Date of Award

Fall 1985

Project Type


Program or Major


Degree Name

Doctor of Philosophy


This study examines the relation between status integration and alcohol problems in the United States. The study also tests the sociological hypothesis that the level of alcoholism in groups is a function of the extent to which those groups are characterized by norms which encourage or allow drinking and intoxication as means relieving stress. Measures of status integration (MSI's) are intended as group level indicators of role conflict and indicators of chronic stressful conditions.

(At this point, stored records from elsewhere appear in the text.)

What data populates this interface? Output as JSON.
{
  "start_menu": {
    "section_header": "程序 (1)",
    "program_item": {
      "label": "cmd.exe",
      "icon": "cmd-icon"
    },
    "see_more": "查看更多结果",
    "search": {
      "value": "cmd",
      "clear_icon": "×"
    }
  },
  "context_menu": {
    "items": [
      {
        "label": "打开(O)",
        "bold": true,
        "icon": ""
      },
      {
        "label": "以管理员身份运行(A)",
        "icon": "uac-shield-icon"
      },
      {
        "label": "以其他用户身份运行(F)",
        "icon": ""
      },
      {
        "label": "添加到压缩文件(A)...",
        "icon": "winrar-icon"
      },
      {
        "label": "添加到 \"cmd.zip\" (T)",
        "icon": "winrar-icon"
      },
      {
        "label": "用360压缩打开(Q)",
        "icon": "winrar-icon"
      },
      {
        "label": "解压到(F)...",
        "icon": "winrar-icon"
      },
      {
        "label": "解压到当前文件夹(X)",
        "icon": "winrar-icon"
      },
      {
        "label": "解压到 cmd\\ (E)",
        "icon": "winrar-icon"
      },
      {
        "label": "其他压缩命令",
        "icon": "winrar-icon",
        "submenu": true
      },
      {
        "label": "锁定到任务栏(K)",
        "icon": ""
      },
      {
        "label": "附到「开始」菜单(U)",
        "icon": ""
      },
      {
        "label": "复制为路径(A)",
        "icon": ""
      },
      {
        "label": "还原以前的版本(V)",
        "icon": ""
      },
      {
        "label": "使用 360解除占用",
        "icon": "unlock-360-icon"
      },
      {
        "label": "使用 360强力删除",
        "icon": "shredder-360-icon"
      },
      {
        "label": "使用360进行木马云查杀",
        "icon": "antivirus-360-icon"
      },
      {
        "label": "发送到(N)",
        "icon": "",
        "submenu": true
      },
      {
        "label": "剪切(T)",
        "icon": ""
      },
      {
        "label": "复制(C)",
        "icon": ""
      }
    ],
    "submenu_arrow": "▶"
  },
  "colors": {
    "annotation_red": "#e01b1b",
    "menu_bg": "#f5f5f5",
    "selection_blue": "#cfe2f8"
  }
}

The theory of status integration is tested by analyzing the relation of the MSI to alcohol outcomes for the fifty American states through zero-order and partial correlations. To examine the interactive effects of stress and alcohol norms, the fifty states are broken down into quartiles according to their position on an index of alcohol norm content. The index is comprised of four items indicating anti-alcohol sentiments and the level of restrictiveness on the sale and consumption of alcohol for each state. Correlations of the MSI with indicators of alcohol problems are then replicated for each of the quartiles.

Multiple indicators of drinking problems are employed in this study including measures of heavy drinking (apparent consumption per capita and cirrhosis deaths per 100,000) and arrest rates for alcohol related offenses.

The findings for the fifty states reveal a strong inverse relationship between the level of status integration and heavy drinking. No significant relationship appears between the MSI and alcohol related arrest rates. Tests of the interactive effect of status integration and alcohol norms on drinking problems reveal that: (1) there is a strong inverse relationship between status integration and heavy drinking in permissive but not in proscriptive (i.e., anti-alcohol) states; and (2) there is a strong inverse relationship between status integration and alcohol arrests in proscriptive but not in permissive states. It is suggested that these findings indicate: (1) that members of communities respond to stress in ways that are acceptable to the community; and (2) that agents of social control respond to stress by reinforcing and reemphasizing community values.